┌──

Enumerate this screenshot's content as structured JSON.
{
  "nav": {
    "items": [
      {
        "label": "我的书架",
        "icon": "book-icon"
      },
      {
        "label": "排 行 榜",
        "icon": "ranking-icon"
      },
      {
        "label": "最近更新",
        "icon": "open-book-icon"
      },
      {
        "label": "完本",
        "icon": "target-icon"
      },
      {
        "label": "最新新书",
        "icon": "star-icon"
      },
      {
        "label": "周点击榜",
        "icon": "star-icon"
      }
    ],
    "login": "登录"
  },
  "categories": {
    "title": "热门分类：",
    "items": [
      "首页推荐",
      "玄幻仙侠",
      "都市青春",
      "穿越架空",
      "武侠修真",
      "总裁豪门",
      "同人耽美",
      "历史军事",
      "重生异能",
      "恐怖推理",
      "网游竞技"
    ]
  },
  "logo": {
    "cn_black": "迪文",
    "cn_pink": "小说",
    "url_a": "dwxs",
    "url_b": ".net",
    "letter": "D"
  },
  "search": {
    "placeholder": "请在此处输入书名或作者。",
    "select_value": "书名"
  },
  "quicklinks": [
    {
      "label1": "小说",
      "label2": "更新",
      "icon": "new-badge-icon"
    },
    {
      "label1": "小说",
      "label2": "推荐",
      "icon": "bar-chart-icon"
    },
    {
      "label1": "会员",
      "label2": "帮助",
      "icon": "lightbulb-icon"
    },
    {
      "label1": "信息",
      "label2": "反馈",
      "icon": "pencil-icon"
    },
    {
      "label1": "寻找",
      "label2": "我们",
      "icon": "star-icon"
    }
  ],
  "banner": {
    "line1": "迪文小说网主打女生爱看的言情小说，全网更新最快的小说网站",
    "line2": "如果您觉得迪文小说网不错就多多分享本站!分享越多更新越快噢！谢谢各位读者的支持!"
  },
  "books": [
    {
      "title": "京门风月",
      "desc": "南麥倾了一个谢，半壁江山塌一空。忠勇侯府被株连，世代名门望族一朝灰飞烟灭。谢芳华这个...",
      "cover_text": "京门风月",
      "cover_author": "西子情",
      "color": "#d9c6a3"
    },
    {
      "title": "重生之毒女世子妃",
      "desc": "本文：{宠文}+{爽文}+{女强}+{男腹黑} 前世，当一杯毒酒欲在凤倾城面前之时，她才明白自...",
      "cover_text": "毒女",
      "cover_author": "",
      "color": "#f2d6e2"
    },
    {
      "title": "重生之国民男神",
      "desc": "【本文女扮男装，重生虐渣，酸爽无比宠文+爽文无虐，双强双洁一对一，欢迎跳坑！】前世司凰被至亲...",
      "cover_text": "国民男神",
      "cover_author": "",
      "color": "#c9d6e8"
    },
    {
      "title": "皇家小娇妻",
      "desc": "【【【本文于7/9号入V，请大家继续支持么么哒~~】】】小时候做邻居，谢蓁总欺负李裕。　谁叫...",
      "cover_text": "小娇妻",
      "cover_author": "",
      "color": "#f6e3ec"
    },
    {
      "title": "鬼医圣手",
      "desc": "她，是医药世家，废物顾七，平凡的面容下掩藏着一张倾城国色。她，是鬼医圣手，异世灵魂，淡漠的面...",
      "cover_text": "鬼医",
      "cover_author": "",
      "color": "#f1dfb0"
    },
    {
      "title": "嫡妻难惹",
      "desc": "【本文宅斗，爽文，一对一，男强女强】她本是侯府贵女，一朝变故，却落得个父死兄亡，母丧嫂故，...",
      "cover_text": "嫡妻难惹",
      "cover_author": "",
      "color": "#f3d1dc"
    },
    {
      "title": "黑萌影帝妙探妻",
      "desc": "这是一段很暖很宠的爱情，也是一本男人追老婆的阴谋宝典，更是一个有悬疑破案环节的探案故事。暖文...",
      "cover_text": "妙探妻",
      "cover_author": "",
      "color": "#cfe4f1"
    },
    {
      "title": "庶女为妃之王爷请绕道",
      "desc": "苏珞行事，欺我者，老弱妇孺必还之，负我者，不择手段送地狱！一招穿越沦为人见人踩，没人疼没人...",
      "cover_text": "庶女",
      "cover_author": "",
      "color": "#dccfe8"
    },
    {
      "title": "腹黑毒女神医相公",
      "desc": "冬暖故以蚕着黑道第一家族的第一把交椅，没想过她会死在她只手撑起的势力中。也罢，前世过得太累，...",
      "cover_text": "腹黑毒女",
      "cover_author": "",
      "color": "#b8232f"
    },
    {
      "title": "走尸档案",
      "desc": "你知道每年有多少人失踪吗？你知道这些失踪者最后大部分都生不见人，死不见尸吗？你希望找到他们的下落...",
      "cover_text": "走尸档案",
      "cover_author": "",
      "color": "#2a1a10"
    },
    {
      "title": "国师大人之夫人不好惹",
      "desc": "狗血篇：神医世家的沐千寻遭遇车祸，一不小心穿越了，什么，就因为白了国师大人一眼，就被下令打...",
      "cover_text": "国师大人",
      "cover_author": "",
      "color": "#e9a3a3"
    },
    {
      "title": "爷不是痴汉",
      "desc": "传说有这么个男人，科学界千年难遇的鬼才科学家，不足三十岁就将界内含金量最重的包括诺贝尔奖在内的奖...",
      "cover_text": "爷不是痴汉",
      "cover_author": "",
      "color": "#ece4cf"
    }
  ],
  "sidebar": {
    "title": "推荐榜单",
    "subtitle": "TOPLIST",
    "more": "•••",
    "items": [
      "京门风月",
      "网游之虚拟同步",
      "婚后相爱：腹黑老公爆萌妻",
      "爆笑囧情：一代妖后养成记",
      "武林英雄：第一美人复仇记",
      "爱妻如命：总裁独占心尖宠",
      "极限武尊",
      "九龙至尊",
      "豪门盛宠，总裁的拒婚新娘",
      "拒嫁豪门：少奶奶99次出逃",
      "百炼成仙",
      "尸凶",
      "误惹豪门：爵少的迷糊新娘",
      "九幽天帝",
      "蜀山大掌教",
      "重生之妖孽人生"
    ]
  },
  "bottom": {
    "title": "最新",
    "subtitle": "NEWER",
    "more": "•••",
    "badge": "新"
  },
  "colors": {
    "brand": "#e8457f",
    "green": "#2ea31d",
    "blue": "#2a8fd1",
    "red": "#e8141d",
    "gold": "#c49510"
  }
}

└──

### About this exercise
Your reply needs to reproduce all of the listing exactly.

### Response below
Enumerate this screenshot's content as structured JSON.
{
  "nav": {
    "items": [
      {
        "label": "我的书架",
        "icon": "book-icon"
      },
      {
        "label": "排 行 榜",
        "icon": "ranking-icon"
      },
      {
        "label": "最近更新",
        "icon": "open-book-icon"
      },
      {
        "label": "完本",
        "icon": "target-icon"
      },
      {
        "label": "最新新书",
        "icon": "star-icon"
      },
      {
        "label": "周点击榜",
        "icon": "star-icon"
      }
    ],
    "login": "登录"
  },
  "categories": {
    "title": "热门分类：",
    "items": [
      "首页推荐",
      "玄幻仙侠",
      "都市青春",
      "穿越架空",
      "武侠修真",
      "总裁豪门",
      "同人耽美",
      "历史军事",
      "重生异能",
      "恐怖推理",
      "网游竞技"
    ]
  },
  "logo": {
    "cn_black": "迪文",
    "cn_pink": "小说",
    "url_a": "dwxs",
    "url_b": ".net",
    "letter": "D"
  },
  "search": {
    "placeholder": "请在此处输入书名或作者。",
    "select_value": "书名"
  },
  "quicklinks": [
    {
      "label1": "小说",
      "label2": "更新",
      "icon": "new-badge-icon"
    },
    {
      "label1": "小说",
      "label2": "推荐",
      "icon": "bar-chart-icon"
    },
    {
      "label1": "会员",
      "label2": "帮助",
      "icon": "lightbulb-icon"
    },
    {
      "label1": "信息",
      "label2": "反馈",
      "icon": "pencil-icon"
    },
    {
      "label1": "寻找",
      "label2": "我们",
      "icon": "star-icon"
    }
  ],
  "banner": {
    "line1": "迪文小说网主打女生爱看的言情小说，全网更新最快的小说网站",
    "line2": "如果您觉得迪文小说网不错就多多分享本站!分享越多更新越快噢！谢谢各位读者的支持!"
  },
  "books": [
    {
      "title": "京门风月",
      "desc": "南麥倾了一个谢，半壁江山塌一空。忠勇侯府被株连，世代名门望族一朝灰飞烟灭。谢芳华这个...",
      "cover_text": "京门风月",
      "cover_author": "西子情",
      "color": "#d9c6a3"
    },
    {
      "title": "重生之毒女世子妃",
      "desc": "本文：{宠文}+{爽文}+{女强}+{男腹黑} 前世，当一杯毒酒欲在凤倾城面前之时，她才明白自...",
      "cover_text": "毒女",
      "cover_author": "",
      "color": "#f2d6e2"
    },
    {
      "title": "重生之国民男神",
      "desc": "【本文女扮男装，重生虐渣，酸爽无比宠文+爽文无虐，双强双洁一对一，欢迎跳坑！】前世司凰被至亲...",
      "cover_text": "国民男神",
      "cover_author": "",
      "color": "#c9d6e8"
    },
    {
      "title": "皇家小娇妻",
      "desc": "【【【本文于7/9号入V，请大家继续支持么么哒~~】】】小时候做邻居，谢蓁总欺负李裕。　谁叫...",
      "cover_text": "小娇妻",
      "cover_author": "",
      "color": "#f6e3ec"
    },
    {
      "title": "鬼医圣手",
      "desc": "她，是医药世家，废物顾七，平凡的面容下掩藏着一张倾城国色。她，是鬼医圣手，异世灵魂，淡漠的面...",
      "cover_text": "鬼医",
      "cover_author": "",
      "color": "#f1dfb0"
    },
    {
      "title": "嫡妻难惹",
      "desc": "【本文宅斗，爽文，一对一，男强女强】她本是侯府贵女，一朝变故，却落得个父死兄亡，母丧嫂故，...",
      "cover_text": "嫡妻难惹",
      "cover_author": "",
      "color": "#f3d1dc"
    },
    {
      "title": "黑萌影帝妙探妻",
      "desc": "这是一段很暖很宠的爱情，也是一本男人追老婆的阴谋宝典，更是一个有悬疑破案环节的探案故事。暖文...",
      "cover_text": "妙探妻",
      "cover_author": "",
      "color": "#cfe4f1"
    },
    {
      "title": "庶女为妃之王爷请绕道",
      "desc": "苏珞行事，欺我者，老弱妇孺必还之，负我者，不择手段送地狱！一招穿越沦为人见人踩，没人疼没人...",
      "cover_text": "庶女",
      "cover_author": "",
      "color": "#dccfe8"
    },
    {
      "title": "腹黑毒女神医相公",
      "desc": "冬暖故以蚕着黑道第一家族的第一把交椅，没想过她会死在她只手撑起的势力中。也罢，前世过得太累，...",
      "cover_text": "腹黑毒女",
      "cover_author": "",
      "color": "#b8232f"
    },
    {
      "title": "走尸档案",
      "desc": "你知道每年有多少人失踪吗？你知道这些失踪者最后大部分都生不见人，死不见尸吗？你希望找到他们的下落...",
      "cover_text": "走尸档案",
      "cover_author": "",
      "color": "#2a1a10"
    },
    {
      "title": "国师大人之夫人不好惹",
      "desc": "狗血篇：神医世家的沐千寻遭遇车祸，一不小心穿越了，什么，就因为白了国师大人一眼，就被下令打...",
      "cover_text": "国师大人",
      "cover_author": "",
      "color": "#e9a3a3"
    },
    {
      "title": "爷不是痴汉",
      "desc": "传说有这么个男人，科学界千年难遇的鬼才科学家，不足三十岁就将界内含金量最重的包括诺贝尔奖在内的奖...",
      "cover_text": "爷不是痴汉",
      "cover_author": "",
      "color": "#ece4cf"
    }
  ],
  "sidebar": {
    "title": "推荐榜单",
    "subtitle": "TOPLIST",
    "more": "•••",
    "items": [
      "京门风月",
      "网游之虚拟同步",
      "婚后相爱：腹黑老公爆萌妻",
      "爆笑囧情：一代妖后养成记",
      "武林英雄：第一美人复仇记",
      "爱妻如命：总裁独占心尖宠",
      "极限武尊",
      "九龙至尊",
      "豪门盛宠，总裁的拒婚新娘",
      "拒嫁豪门：少奶奶99次出逃",
      "百炼成仙",
      "尸凶",
      "误惹豪门：爵少的迷糊新娘",
      "九幽天帝",
      "蜀山大掌教",
      "重生之妖孽人生"
    ]
  },
  "bottom": {
    "title": "最新",
    "subtitle": "NEWER",
    "more": "•••",
    "badge": "新"
  },
  "colors": {
    "brand": "#e8457f",
    "green": "#2ea31d",
    "blue": "#2a8fd1",
    "red": "#e8141d",
    "gold": "#c49510"
  }
}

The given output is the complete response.